**Required action**
What lines of the data hold the string "Firefox"? Pull each one out.

┏━━

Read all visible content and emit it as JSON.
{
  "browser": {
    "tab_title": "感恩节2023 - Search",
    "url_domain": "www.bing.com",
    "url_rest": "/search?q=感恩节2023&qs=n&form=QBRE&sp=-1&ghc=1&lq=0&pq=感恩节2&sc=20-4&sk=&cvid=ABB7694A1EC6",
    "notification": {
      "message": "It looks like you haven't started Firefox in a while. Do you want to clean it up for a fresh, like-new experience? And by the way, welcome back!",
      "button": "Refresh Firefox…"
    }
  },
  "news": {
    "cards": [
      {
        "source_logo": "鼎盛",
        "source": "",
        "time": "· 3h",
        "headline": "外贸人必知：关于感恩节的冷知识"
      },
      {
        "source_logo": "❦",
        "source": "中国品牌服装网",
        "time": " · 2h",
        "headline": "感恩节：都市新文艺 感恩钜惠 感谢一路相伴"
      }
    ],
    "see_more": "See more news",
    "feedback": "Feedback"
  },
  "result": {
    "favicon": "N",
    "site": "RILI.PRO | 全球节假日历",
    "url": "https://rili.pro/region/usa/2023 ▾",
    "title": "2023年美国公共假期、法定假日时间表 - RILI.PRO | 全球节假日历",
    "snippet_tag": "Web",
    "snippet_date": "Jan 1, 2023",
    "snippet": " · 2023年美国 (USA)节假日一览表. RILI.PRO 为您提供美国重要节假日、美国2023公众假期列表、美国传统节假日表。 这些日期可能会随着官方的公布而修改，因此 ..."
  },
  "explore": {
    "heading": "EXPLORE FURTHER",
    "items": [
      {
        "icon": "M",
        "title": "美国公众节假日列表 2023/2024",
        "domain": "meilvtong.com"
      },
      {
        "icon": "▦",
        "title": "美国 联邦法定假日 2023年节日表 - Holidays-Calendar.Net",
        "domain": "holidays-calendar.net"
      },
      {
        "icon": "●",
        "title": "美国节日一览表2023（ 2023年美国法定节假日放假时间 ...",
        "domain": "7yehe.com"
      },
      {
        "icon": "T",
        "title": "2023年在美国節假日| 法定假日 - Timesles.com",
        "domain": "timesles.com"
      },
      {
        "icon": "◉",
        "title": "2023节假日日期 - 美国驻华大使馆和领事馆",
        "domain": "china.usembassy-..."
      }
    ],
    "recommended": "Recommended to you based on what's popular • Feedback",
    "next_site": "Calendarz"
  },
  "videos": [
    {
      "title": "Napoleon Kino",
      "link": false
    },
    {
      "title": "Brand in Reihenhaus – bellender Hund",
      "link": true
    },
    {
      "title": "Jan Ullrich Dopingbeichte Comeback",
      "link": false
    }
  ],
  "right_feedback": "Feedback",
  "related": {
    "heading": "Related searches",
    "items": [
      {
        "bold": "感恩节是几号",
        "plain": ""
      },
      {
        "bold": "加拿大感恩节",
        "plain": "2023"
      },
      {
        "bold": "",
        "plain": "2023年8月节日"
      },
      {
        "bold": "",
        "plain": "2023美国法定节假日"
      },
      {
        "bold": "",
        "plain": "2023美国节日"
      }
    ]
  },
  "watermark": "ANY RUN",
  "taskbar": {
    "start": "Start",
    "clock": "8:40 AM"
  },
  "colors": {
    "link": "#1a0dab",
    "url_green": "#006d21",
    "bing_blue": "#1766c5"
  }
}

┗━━

**Task answer**
      "message": "It looks like you haven't started Firefox in a while. Do you want to clean it up for a fresh, like-new experience? And by the way, welcome back!",
      "button": "Refresh Firefox…"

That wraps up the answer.